With the deadline looming and with the certainty of doing overtime tonight, you quickly grab a cup of coffee or candy bar to stay alert and energized. After some time, you experience a mental “high” and type away at the keyboard, determined to finish the report. A few hours later, though, you suddenly feel a drop in your energy. So you reach for that candy bar or chocolate again. And the whole cycle starts again.
Ever wonder why this happens? Because caffeine and sugar do not really increase energy. They give you a temporary high or energy boost, yes, but in the long run, they can actually make you tired – ironically, more tired than before you bit into that candy bar or took your first sip of coffee.
Caffeine is not really all bad. Taken moderately, some people report thinking and concentrating better. However, when taken more than a person’s tolerance, the temporary high is followed by mild withdrawal symptoms like fatigue. Coffee, as a diuretic, can lead to dehydration, which in turn can cause fatigue. Because people have different tolerance levels of coffee, you should know first what is your “moderate intake” and stick to it.
Sugar, on the other hand, is high in carbohydrates, supposedly an energy fuel, but has a different effect from the usual carbohydrates. While carbohydrates in starch form gradually releases into glucose to the bloodstream, sugar is quickly absorbed in the blood, resulting to a sudden rise in blood sugar. The pancreas releases insulin to counter this rise, thereby bringing excess sugar from the blood to the cells. Thus, blood sugar drops, sometimes in levels lower than before you bit into that candy bar.
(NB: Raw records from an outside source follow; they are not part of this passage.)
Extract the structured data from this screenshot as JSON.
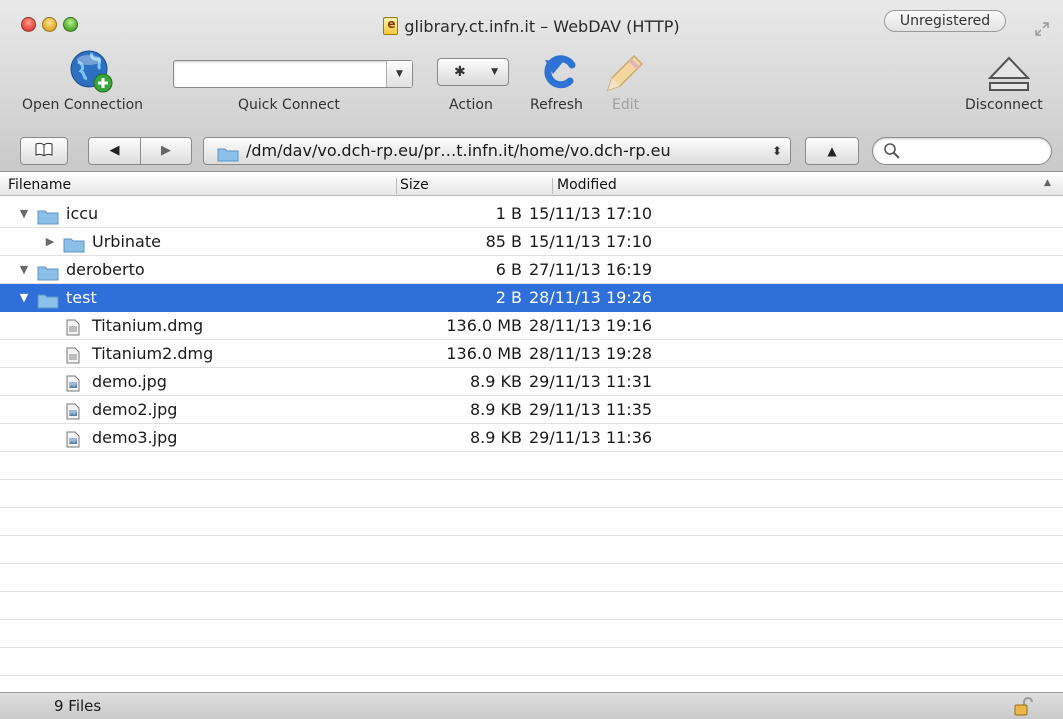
{
  "window": {
    "title": "glibrary.ct.infn.it – WebDAV (HTTP)",
    "registration_label": "Unregistered"
  },
  "toolbar": {
    "open_connection_label": "Open Connection",
    "quick_connect_label": "Quick Connect",
    "quick_connect_value": "",
    "action_label": "Action",
    "refresh_label": "Refresh",
    "edit_label": "Edit",
    "disconnect_label": "Disconnect"
  },
  "navigation": {
    "path": "/dm/dav/vo.dch-rp.eu/pr…t.infn.it/home/vo.dch-rp.eu",
    "search_value": ""
  },
  "table": {
    "columns": {
      "filename": "Filename",
      "size": "Size",
      "modified": "Modified"
    },
    "rows": [
      {
        "name": "iccu",
        "size": "1 B",
        "modified": "15/11/13 17:10",
        "kind": "folder",
        "level": 0,
        "expanded": true,
        "selected": false
      },
      {
        "name": "Urbinate",
        "size": "85 B",
        "modified": "15/11/13 17:10",
        "kind": "folder",
        "level": 1,
        "expanded": false,
        "selected": false
      },
      {
        "name": "deroberto",
        "size": "6 B",
        "modified": "27/11/13 16:19",
        "kind": "folder",
        "level": 0,
        "expanded": true,
        "selected": false
      },
      {
        "name": "test",
        "size": "2 B",
        "modified": "28/11/13 19:26",
        "kind": "folder",
        "level": 0,
        "expanded": true,
        "selected": true
      },
      {
        "name": "Titanium.dmg",
        "size": "136.0 MB",
        "modified": "28/11/13 19:16",
        "kind": "dmg",
        "level": 1,
        "expanded": false,
        "selected": false
      },
      {
        "name": "Titanium2.dmg",
        "size": "136.0 MB",
        "modified": "28/11/13 19:28",
        "kind": "dmg",
        "level": 1,
        "expanded": false,
        "selected": false
      },
      {
        "name": "demo.jpg",
        "size": "8.9 KB",
        "modified": "29/11/13 11:31",
        "kind": "image",
        "level": 1,
        "expanded": false,
        "selected": false
      },
      {
        "name": "demo2.jpg",
        "size": "8.9 KB",
        "modified": "29/11/13 11:35",
        "kind": "image",
        "level": 1,
        "expanded": false,
        "selected": false
      },
      {
        "name": "demo3.jpg",
        "size": "8.9 KB",
        "modified": "29/11/13 11:36",
        "kind": "image",
        "level": 1,
        "expanded": false,
        "selected": false
      }
    ]
  },
  "status": {
    "count_text": "9 Files"
  },
  "icons": {
    "open_connection": "globe-plus-icon",
    "action": "gear-icon",
    "refresh": "refresh-arrow-icon",
    "edit": "pencil-icon",
    "disconnect": "eject-icon",
    "bookmarks": "book-icon",
    "search": "magnifier-icon",
    "lock": "unlocked-padlock-icon"
  },
  "colors": {
    "selection": "#2f6fd9",
    "folder": "#8cc0e8"
  }
}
So, the next time you feel like getting your usual caffeine or sugar fix during a crunch, think again – is it really worth it?